=== Section Start ===
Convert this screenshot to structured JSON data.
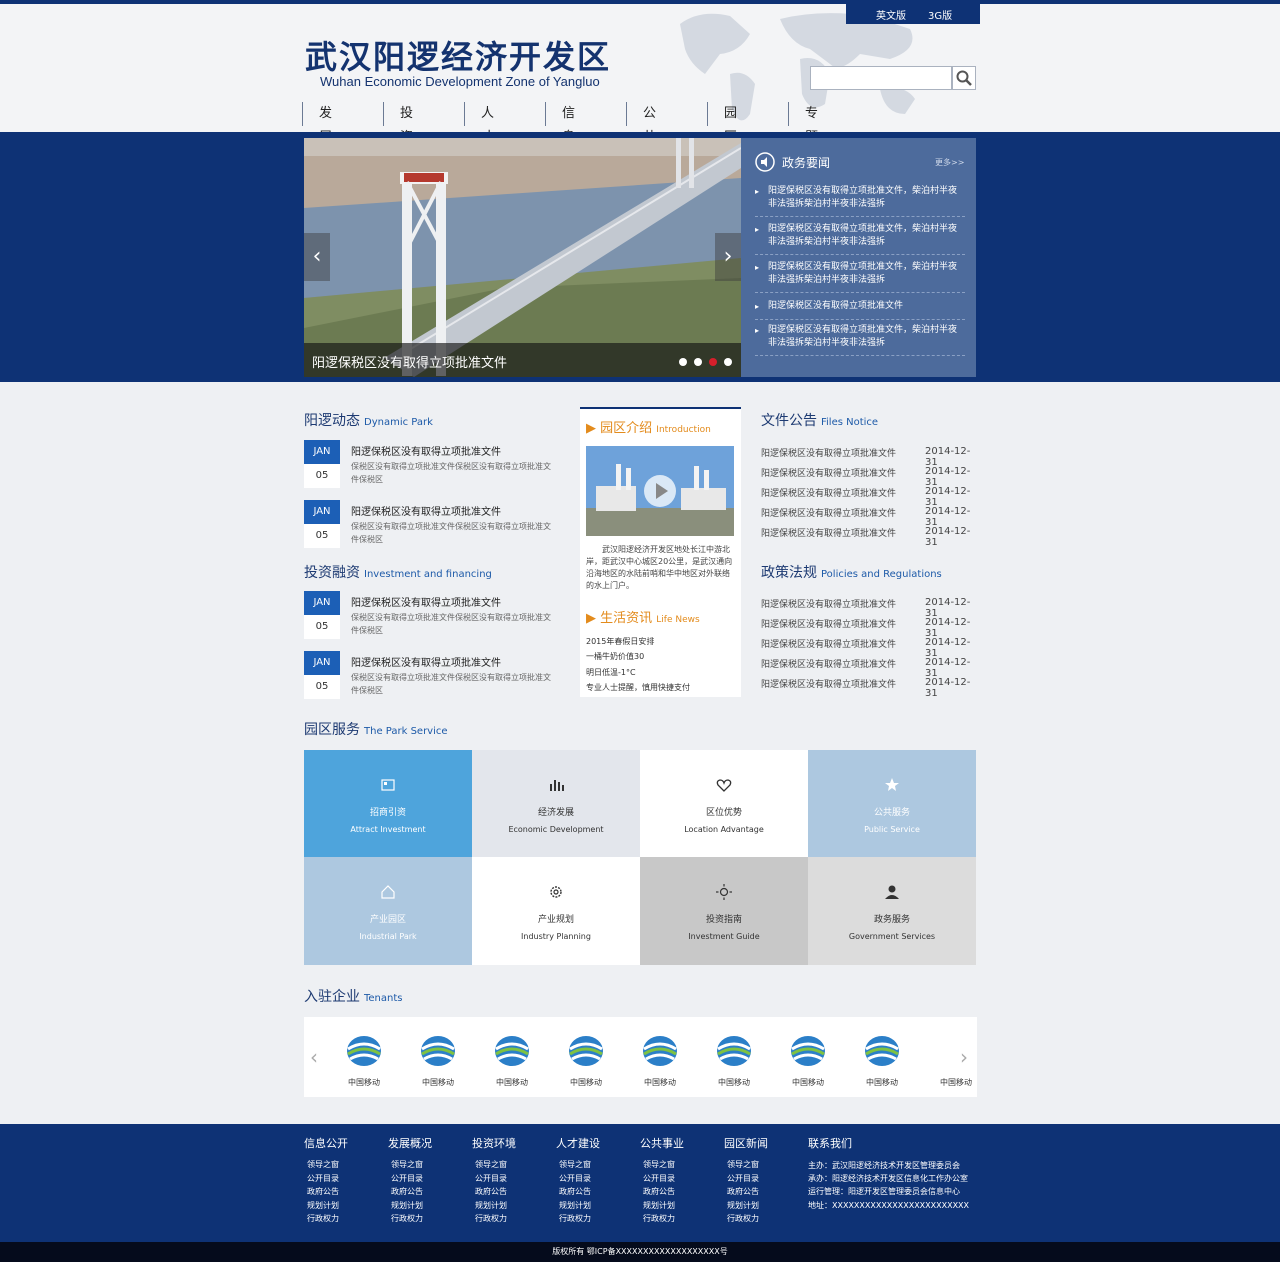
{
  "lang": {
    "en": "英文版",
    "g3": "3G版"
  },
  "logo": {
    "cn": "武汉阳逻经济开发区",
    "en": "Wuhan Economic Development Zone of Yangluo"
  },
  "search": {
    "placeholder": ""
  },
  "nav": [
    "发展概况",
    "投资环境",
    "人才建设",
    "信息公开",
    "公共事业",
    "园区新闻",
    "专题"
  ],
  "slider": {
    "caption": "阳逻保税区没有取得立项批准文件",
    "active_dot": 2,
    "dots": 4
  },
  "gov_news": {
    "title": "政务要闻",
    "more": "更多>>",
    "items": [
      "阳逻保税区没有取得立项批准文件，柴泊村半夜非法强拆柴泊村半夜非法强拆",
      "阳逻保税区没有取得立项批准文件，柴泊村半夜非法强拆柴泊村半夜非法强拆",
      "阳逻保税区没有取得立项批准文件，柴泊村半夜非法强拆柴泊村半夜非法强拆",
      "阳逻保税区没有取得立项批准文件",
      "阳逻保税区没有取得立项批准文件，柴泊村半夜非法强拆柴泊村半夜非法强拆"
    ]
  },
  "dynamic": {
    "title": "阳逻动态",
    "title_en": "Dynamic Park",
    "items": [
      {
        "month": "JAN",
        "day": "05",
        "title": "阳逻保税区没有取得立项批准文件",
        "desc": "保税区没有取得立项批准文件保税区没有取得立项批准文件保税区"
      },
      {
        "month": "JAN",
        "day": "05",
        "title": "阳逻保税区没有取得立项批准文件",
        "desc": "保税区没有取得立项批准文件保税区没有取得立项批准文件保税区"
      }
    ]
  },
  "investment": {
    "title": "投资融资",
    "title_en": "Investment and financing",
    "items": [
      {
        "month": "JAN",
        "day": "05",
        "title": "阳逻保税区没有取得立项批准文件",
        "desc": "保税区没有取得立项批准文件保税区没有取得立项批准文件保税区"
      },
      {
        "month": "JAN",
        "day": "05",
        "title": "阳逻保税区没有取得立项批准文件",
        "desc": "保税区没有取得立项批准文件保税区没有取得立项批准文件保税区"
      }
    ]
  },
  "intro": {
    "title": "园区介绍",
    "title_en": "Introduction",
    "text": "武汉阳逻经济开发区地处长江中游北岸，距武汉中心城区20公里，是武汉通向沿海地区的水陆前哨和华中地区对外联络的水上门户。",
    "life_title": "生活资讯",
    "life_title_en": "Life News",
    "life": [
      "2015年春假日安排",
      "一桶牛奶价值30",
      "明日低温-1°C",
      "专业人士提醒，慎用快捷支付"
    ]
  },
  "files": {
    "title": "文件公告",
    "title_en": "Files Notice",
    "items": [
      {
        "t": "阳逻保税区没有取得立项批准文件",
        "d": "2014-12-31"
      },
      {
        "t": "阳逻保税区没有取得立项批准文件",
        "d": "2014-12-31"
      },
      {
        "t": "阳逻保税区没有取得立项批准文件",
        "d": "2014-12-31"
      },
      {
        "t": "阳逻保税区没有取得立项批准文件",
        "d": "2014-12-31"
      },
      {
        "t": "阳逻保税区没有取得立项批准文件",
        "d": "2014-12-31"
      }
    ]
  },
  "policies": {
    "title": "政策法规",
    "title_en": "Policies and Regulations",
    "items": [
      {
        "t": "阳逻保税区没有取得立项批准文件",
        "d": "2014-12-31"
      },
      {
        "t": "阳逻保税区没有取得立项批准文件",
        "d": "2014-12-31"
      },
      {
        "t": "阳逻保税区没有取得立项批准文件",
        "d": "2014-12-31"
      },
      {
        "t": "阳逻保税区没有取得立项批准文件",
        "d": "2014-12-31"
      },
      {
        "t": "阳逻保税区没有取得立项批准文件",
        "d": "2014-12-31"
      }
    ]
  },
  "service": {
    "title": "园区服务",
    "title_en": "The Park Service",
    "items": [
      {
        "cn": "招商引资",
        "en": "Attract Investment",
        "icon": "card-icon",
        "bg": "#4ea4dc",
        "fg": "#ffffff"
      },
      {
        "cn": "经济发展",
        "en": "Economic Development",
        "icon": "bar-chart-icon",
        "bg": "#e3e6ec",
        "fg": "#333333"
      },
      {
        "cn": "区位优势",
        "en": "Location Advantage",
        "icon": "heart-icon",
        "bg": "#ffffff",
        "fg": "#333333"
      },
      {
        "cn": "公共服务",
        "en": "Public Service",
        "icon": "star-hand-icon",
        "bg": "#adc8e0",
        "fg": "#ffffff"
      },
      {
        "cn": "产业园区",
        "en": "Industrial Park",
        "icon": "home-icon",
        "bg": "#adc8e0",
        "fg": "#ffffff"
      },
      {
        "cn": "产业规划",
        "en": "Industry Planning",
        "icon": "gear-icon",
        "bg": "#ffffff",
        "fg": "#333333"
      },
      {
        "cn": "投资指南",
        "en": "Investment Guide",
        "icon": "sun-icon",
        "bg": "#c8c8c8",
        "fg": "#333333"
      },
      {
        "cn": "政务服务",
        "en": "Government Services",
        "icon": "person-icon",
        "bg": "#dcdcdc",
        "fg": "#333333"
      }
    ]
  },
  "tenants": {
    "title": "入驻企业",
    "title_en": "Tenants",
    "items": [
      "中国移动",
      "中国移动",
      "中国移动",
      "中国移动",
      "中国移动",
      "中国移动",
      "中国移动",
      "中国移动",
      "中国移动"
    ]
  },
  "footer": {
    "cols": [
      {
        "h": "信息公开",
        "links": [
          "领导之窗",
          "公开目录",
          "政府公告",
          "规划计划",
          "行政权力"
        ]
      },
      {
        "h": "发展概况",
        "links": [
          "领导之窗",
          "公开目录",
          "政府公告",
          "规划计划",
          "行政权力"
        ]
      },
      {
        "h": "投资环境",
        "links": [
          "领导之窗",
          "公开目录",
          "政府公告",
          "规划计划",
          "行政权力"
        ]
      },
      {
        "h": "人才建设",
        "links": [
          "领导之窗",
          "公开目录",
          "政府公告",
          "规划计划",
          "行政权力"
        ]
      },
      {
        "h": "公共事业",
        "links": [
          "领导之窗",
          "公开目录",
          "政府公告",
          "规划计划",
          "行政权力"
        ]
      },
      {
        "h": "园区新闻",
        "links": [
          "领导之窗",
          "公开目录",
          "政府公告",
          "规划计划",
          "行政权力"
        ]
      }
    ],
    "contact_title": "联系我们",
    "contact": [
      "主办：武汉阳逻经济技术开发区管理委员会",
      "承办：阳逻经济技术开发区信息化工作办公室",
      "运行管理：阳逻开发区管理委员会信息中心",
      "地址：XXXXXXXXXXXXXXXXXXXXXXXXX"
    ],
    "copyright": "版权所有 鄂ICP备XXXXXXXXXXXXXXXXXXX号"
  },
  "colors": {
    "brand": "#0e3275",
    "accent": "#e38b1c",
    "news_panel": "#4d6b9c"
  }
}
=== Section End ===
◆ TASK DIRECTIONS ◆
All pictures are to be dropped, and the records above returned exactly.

◆ RESULT OF THIS EXERCISE ◆
Convert this screenshot to structured JSON data.
{
  "lang": {
    "en": "英文版",
    "g3": "3G版"
  },
  "logo": {
    "cn": "武汉阳逻经济开发区",
    "en": "Wuhan Economic Development Zone of Yangluo"
  },
  "search": {
    "placeholder": ""
  },
  "nav": [
    "发展概况",
    "投资环境",
    "人才建设",
    "信息公开",
    "公共事业",
    "园区新闻",
    "专题"
  ],
  "slider": {
    "caption": "阳逻保税区没有取得立项批准文件",
    "active_dot": 2,
    "dots": 4
  },
  "gov_news": {
    "title": "政务要闻",
    "more": "更多>>",
    "items": [
      "阳逻保税区没有取得立项批准文件，柴泊村半夜非法强拆柴泊村半夜非法强拆",
      "阳逻保税区没有取得立项批准文件，柴泊村半夜非法强拆柴泊村半夜非法强拆",
      "阳逻保税区没有取得立项批准文件，柴泊村半夜非法强拆柴泊村半夜非法强拆",
      "阳逻保税区没有取得立项批准文件",
      "阳逻保税区没有取得立项批准文件，柴泊村半夜非法强拆柴泊村半夜非法强拆"
    ]
  },
  "dynamic": {
    "title": "阳逻动态",
    "title_en": "Dynamic Park",
    "items": [
      {
        "month": "JAN",
        "day": "05",
        "title": "阳逻保税区没有取得立项批准文件",
        "desc": "保税区没有取得立项批准文件保税区没有取得立项批准文件保税区"
      },
      {
        "month": "JAN",
        "day": "05",
        "title": "阳逻保税区没有取得立项批准文件",
        "desc": "保税区没有取得立项批准文件保税区没有取得立项批准文件保税区"
      }
    ]
  },
  "investment": {
    "title": "投资融资",
    "title_en": "Investment and financing",
    "items": [
      {
        "month": "JAN",
        "day": "05",
        "title": "阳逻保税区没有取得立项批准文件",
        "desc": "保税区没有取得立项批准文件保税区没有取得立项批准文件保税区"
      },
      {
        "month": "JAN",
        "day": "05",
        "title": "阳逻保税区没有取得立项批准文件",
        "desc": "保税区没有取得立项批准文件保税区没有取得立项批准文件保税区"
      }
    ]
  },
  "intro": {
    "title": "园区介绍",
    "title_en": "Introduction",
    "text": "武汉阳逻经济开发区地处长江中游北岸，距武汉中心城区20公里，是武汉通向沿海地区的水陆前哨和华中地区对外联络的水上门户。",
    "life_title": "生活资讯",
    "life_title_en": "Life News",
    "life": [
      "2015年春假日安排",
      "一桶牛奶价值30",
      "明日低温-1°C",
      "专业人士提醒，慎用快捷支付"
    ]
  },
  "files": {
    "title": "文件公告",
    "title_en": "Files Notice",
    "items": [
      {
        "t": "阳逻保税区没有取得立项批准文件",
        "d": "2014-12-31"
      },
      {
        "t": "阳逻保税区没有取得立项批准文件",
        "d": "2014-12-31"
      },
      {
        "t": "阳逻保税区没有取得立项批准文件",
        "d": "2014-12-31"
      },
      {
        "t": "阳逻保税区没有取得立项批准文件",
        "d": "2014-12-31"
      },
      {
        "t": "阳逻保税区没有取得立项批准文件",
        "d": "2014-12-31"
      }
    ]
  },
  "policies": {
    "title": "政策法规",
    "title_en": "Policies and Regulations",
    "items": [
      {
        "t": "阳逻保税区没有取得立项批准文件",
        "d": "2014-12-31"
      },
      {
        "t": "阳逻保税区没有取得立项批准文件",
        "d": "2014-12-31"
      },
      {
        "t": "阳逻保税区没有取得立项批准文件",
        "d": "2014-12-31"
      },
      {
        "t": "阳逻保税区没有取得立项批准文件",
        "d": "2014-12-31"
      },
      {
        "t": "阳逻保税区没有取得立项批准文件",
        "d": "2014-12-31"
      }
    ]
  },
  "service": {
    "title": "园区服务",
    "title_en": "The Park Service",
    "items": [
      {
        "cn": "招商引资",
        "en": "Attract Investment",
        "icon": "card-icon",
        "bg": "#4ea4dc",
        "fg": "#ffffff"
      },
      {
        "cn": "经济发展",
        "en": "Economic Development",
        "icon": "bar-chart-icon",
        "bg": "#e3e6ec",
        "fg": "#333333"
      },
      {
        "cn": "区位优势",
        "en": "Location Advantage",
        "icon": "heart-icon",
        "bg": "#ffffff",
        "fg": "#333333"
      },
      {
        "cn": "公共服务",
        "en": "Public Service",
        "icon": "star-hand-icon",
        "bg": "#adc8e0",
        "fg": "#ffffff"
      },
      {
        "cn": "产业园区",
        "en": "Industrial Park",
        "icon": "home-icon",
        "bg": "#adc8e0",
        "fg": "#ffffff"
      },
      {
        "cn": "产业规划",
        "en": "Industry Planning",
        "icon": "gear-icon",
        "bg": "#ffffff",
        "fg": "#333333"
      },
      {
        "cn": "投资指南",
        "en": "Investment Guide",
        "icon": "sun-icon",
        "bg": "#c8c8c8",
        "fg": "#333333"
      },
      {
        "cn": "政务服务",
        "en": "Government Services",
        "icon": "person-icon",
        "bg": "#dcdcdc",
        "fg": "#333333"
      }
    ]
  },
  "tenants": {
    "title": "入驻企业",
    "title_en": "Tenants",
    "items": [
      "中国移动",
      "中国移动",
      "中国移动",
      "中国移动",
      "中国移动",
      "中国移动",
      "中国移动",
      "中国移动",
      "中国移动"
    ]
  },
  "footer": {
    "cols": [
      {
        "h": "信息公开",
        "links": [
          "领导之窗",
          "公开目录",
          "政府公告",
          "规划计划",
          "行政权力"
        ]
      },
      {
        "h": "发展概况",
        "links": [
          "领导之窗",
          "公开目录",
          "政府公告",
          "规划计划",
          "行政权力"
        ]
      },
      {
        "h": "投资环境",
        "links": [
          "领导之窗",
          "公开目录",
          "政府公告",
          "规划计划",
          "行政权力"
        ]
      },
      {
        "h": "人才建设",
        "links": [
          "领导之窗",
          "公开目录",
          "政府公告",
          "规划计划",
          "行政权力"
        ]
      },
      {
        "h": "公共事业",
        "links": [
          "领导之窗",
          "公开目录",
          "政府公告",
          "规划计划",
          "行政权力"
        ]
      },
      {
        "h": "园区新闻",
        "links": [
          "领导之窗",
          "公开目录",
          "政府公告",
          "规划计划",
          "行政权力"
        ]
      }
    ],
    "contact_title": "联系我们",
    "contact": [
      "主办：武汉阳逻经济技术开发区管理委员会",
      "承办：阳逻经济技术开发区信息化工作办公室",
      "运行管理：阳逻开发区管理委员会信息中心",
      "地址：XXXXXXXXXXXXXXXXXXXXXXXXX"
    ],
    "copyright": "版权所有 鄂ICP备XXXXXXXXXXXXXXXXXXX号"
  },
  "colors": {
    "brand": "#0e3275",
    "accent": "#e38b1c",
    "news_panel": "#4d6b9c"
  }
}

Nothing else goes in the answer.